The art work in self-love
I’m a late-bloomer, boomer when it comes to self-love.
When I first started blogging my spiritual diary, I was desperate to get rid of the inexplicable ‘yearning’ that has relentlessly dogged me all my life. It’s a persistent gnawing hum of longing that does not abate. And the roar was getting louder. I knew if I did not do something about this ‘yearning’, I would drown in its wake. The yearning
I began where I often find most comfort when life gets tough. I started writing down my feelings and thoughts. A central theme decorates my Fiftypluskiwi writings – God and love – for both have woven a well-trodden path of bittersweet moments in my life, and both, as I have come to understand, are connected. But when I started writing I knew nothing about self-love or, of the relationship between God and self-love.
I grew up in an affectionless family, where anything remotely emotive was considered ‘namby pamby’. Emotions were something to be ridiculed, crushed or criticised. Love was a vanity to be confessed rather than affirmed. From an early age, I learned to shape myself around those narratives handed down to me.
A child raised without love and affection will usually become an emotionally impoverished adult. That was me. How I felt didn’t count. And when I did feel, it was bad. Because of this I lived for years with a confused, poor self-image. I believed everyone knew better than me, and everything was better than me. I never considered the fact I had any sort of validity, or that self-love was anything more than a hippie concoction.
‘If you don’t love yourself, you cannot love others. If you have no compassion for yourself then you are not able of developing compassion for others’. Dalai Lama.
The most important relationship in your life is the relationship you have with yourself. Self-love is often mistakenly seen as being selfish or self-seeking. But self-love means accepting, respecting, and valuing myself as the person I was created to be. The longing for love and acceptance is one of those life-threads that link us all. We search for it everywhere, through other people, power, pleasure, wealth, success, beauty and status. However, the full alchemy of love is inside you not outside. If we are to love others, we must start with ourselves. It is a matter for the heart, not the world.
Looking inside ourselves for love is usually the last place we look. But true love can only come out of you, it cannot come into you even though we spend our entire life trying to make it happen. And after years of trying, I have discovered this is impossible to do this without God. Anything else is just a relative.

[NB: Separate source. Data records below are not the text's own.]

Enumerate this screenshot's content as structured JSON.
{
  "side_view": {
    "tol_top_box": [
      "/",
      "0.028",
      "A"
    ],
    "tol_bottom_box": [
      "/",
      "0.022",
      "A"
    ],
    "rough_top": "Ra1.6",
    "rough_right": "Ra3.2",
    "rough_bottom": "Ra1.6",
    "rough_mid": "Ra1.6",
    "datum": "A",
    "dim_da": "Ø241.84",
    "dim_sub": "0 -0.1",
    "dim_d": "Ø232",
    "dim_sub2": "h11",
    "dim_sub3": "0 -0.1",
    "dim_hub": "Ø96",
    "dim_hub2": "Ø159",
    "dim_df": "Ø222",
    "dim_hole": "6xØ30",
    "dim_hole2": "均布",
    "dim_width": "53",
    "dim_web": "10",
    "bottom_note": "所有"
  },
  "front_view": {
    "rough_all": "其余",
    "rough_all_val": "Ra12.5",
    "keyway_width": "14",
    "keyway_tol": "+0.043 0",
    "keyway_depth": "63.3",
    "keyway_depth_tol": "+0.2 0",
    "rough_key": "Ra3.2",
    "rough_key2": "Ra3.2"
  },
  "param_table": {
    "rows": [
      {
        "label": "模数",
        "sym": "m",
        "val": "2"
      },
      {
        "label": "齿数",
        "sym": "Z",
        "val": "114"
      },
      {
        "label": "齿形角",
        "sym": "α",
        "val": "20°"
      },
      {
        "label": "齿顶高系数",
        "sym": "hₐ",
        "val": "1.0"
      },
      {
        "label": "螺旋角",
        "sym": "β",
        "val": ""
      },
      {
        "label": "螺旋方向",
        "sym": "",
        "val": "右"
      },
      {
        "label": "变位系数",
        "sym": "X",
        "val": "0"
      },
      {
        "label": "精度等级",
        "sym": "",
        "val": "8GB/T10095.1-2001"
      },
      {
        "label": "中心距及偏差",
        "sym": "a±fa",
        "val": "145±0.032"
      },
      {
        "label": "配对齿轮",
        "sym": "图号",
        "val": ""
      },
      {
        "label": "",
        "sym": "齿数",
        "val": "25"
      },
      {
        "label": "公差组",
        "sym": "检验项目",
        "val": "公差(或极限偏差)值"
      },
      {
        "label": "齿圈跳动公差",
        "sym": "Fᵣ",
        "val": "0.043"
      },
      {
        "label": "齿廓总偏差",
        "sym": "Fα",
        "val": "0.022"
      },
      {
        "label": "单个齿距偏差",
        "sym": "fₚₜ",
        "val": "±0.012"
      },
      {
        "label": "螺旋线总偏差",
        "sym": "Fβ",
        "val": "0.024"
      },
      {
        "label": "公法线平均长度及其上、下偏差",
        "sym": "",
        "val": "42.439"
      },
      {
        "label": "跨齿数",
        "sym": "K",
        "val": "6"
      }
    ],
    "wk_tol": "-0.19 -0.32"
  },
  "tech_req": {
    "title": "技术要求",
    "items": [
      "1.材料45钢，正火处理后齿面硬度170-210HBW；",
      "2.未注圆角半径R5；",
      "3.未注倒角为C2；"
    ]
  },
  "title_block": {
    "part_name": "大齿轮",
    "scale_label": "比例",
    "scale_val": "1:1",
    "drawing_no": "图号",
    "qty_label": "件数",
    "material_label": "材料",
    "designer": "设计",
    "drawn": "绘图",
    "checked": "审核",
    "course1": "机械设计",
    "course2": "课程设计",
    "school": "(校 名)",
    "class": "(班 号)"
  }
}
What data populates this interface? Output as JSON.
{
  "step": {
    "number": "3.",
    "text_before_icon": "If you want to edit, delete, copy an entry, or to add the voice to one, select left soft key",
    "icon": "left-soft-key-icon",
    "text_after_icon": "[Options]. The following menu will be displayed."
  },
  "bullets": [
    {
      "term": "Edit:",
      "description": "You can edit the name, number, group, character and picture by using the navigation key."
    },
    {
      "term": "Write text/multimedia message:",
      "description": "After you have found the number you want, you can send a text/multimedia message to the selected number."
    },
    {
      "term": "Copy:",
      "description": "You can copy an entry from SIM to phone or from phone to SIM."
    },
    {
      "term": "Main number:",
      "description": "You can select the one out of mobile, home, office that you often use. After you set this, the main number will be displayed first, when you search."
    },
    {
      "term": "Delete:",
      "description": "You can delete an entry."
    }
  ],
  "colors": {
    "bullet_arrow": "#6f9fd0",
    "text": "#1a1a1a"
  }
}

The dictionary describes alchemy as the process of taking something ordinary and turning it into something extraordinary, sometimes in a way that cannot be explained. They use an example of a person who takes a pile of scrap metal and turns it into beautiful art. I can’t think of a better description to illustrate self-love.
The real alchemy, the way that cannot be explained, happens on the inside. God is that alchemy. There is nothing we can do but allow self-love to unfold. To love ourselves fully, we must first accept God’s unconditional love for us. Self-love is the quietest of all the loves. It doesn’t seek or depend on rules and regulations to exist. It doesn’t have to prove anything to exist. It wraps its arms around you so you can be that love for others.
What a journey! Many twists, bends and dead ends. And I’m not there yet. I’m not sure anyone does get there. It’s is a lifelong process. It wasn’t until I started exploring the yearning that self-love, or lack of, became visible. But what I can tell you is that the gnawing hum of longing is abating. No longer does it deafen me with its noise. I feel like I’ve arrived home after being away for many years. My yearning has been turned into a beautiful piece of art. And I thank God for that.